Things aren’t looking any better for 2010 Key West Race Week than they were last year – in fact, with only 101 boats registered less than 8 weeks before the first gun, and a number of those registered not actually coming, it looks like the once-great event will experience yet another big drop in participation for the sixth or seventh straight year. Only the Melges 32 and IRC classes seem to have any strength at all relative to years past, and KWRW seems to be morphing into yet another Miami Grand Prix, which went from a multi class regatta of almost 150 boats to an exclusive invitational for big money GP racing in just two years. Shitboxes and small sporties not allowed…
From a peak of 320 boats in 2003 and around 270 in 2008, Key West Race Week saw just 154 boats on the line in 2009. Organizer Premiere Racing lost title sponsor Acura last year, and Europeans sent home emails wondering why "Key West has become a ghost town." And those emails seem to have done their job, assuring an even more desolate ghost town for 2010.

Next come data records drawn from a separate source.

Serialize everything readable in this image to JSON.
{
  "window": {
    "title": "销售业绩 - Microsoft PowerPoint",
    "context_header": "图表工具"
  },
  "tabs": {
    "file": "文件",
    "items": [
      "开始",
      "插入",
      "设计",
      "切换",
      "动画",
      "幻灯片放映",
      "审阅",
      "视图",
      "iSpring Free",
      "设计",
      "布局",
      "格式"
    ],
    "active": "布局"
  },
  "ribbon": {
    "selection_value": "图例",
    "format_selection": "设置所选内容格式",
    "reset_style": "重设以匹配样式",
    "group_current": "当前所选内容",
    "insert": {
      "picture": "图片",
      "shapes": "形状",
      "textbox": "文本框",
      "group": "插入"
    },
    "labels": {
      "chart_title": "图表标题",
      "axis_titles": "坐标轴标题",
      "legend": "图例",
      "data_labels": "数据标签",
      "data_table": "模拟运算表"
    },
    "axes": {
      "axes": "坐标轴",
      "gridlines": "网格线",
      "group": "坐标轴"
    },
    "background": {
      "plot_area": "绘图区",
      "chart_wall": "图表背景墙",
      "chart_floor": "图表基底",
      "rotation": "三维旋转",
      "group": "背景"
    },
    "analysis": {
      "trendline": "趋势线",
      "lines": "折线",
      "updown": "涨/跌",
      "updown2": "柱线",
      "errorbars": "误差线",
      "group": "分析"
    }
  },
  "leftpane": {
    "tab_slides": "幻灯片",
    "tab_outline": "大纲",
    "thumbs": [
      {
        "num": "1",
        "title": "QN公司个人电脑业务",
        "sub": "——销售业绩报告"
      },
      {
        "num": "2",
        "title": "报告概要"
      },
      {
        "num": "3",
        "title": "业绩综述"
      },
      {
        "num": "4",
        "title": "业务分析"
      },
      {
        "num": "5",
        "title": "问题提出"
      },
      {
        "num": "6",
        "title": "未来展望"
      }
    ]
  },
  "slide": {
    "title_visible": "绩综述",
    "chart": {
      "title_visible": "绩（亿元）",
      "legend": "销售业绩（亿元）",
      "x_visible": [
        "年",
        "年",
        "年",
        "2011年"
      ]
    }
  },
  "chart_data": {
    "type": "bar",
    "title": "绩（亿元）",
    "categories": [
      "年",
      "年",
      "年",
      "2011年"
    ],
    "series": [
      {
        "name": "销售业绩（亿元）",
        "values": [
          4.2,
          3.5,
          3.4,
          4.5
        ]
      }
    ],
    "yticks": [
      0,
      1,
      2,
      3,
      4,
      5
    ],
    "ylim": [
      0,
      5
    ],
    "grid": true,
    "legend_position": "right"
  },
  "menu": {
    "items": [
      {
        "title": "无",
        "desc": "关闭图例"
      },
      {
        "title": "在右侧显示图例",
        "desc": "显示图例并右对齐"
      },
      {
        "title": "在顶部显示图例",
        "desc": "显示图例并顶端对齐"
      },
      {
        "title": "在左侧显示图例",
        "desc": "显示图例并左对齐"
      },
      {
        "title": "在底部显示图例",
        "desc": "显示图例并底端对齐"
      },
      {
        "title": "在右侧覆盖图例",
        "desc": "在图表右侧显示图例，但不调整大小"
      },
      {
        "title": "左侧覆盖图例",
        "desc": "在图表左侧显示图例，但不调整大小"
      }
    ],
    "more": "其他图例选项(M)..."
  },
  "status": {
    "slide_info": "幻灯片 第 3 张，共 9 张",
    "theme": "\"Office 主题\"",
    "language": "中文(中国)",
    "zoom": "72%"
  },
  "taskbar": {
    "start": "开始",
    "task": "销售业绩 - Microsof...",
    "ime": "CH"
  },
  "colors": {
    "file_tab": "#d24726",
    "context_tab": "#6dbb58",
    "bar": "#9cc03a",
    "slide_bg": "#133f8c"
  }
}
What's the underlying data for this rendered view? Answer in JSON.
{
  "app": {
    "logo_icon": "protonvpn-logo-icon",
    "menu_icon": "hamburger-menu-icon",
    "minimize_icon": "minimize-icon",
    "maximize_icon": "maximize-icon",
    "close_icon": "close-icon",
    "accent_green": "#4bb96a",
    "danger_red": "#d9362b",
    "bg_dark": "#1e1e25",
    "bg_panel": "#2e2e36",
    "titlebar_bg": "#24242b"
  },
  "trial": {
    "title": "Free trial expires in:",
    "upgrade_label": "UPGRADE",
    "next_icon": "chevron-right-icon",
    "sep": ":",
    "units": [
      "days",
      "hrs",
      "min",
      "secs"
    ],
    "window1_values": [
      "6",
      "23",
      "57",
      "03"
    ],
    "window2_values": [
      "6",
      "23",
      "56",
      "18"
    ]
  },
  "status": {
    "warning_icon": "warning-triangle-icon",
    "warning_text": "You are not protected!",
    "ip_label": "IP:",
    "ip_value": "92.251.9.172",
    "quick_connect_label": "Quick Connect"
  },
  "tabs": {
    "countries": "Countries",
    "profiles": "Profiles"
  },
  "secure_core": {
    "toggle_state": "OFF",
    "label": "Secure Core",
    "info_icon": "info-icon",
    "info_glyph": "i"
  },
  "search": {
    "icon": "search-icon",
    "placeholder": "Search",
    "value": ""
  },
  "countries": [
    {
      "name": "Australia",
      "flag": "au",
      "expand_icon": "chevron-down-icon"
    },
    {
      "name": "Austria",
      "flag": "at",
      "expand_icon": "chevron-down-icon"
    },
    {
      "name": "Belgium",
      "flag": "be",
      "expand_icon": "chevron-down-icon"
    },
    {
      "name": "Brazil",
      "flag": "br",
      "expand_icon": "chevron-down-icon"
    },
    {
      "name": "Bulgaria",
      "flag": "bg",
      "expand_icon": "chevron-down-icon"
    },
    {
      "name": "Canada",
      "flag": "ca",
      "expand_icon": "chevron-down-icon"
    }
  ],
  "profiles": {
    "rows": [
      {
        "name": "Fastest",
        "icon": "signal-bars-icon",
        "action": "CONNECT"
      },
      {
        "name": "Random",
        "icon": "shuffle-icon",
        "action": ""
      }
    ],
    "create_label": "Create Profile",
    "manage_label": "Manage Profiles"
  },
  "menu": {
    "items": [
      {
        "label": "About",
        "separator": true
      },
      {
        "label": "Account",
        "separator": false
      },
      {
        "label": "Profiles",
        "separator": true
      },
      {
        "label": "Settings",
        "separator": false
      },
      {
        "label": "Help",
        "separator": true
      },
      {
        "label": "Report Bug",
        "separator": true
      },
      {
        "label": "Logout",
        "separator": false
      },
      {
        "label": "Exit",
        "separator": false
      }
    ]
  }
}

The strange part is that Premiere doesn’t seem to care that much – other than a token effort to appease the hot sportboat market by inviting the Twenties to come and play (only one signed up in 3 months), organizers are doing their damnedest to NOT bring in more business. Organizers and their paying sponsor/yacht service providers are still charging a fortune to race, to launch, to dock, and Premiere continues its idiotic policy of charging racers hundreds of dollars extra if they have any commercial advertising anywhere on their boat – even their own non-sailing industry company’s logo on the topsides. Premiere is also apparently trying to control the media rather than work with them to assure positive coverage – with their own NOR claiming that video of the event needs to be authorized and licensed – I think someone forgot to tell them how events run on public waterways like the US Territorial Waters are public by their very nature… And it’s not exactly a secret that this particular piece of nonsense was directed squarely at us. Don’t worry, like most everybody else we won’t be there either.
Meanwhile, amidst all this mayhem, long time launch/haul provider S&S Mobile Marine just pulled out this week citing an inability to break even at current participation levels. It’s hard to believe that Premiere can continue under their current model at all.
While the sailing conditions are some of the best anywhere, the competition, especially in the smaller one design and PHRF boats, has fallen way off. It is clear that the racers have voted with their wallets and decided to stay home altogether this winter, or to sail two or three lower-cost winter circuit events with the money they would’ve have spent in the Keys. With the Bacardi Cup, Charlotte Harbor Regatta, and St. Pete NOOD all offering warm weather alternatives this winter for numerous classes and Charleston Race Week likely to reach 200 boats this year, it’s not that big a surprise. Key West is just not that interesting as a ghost town.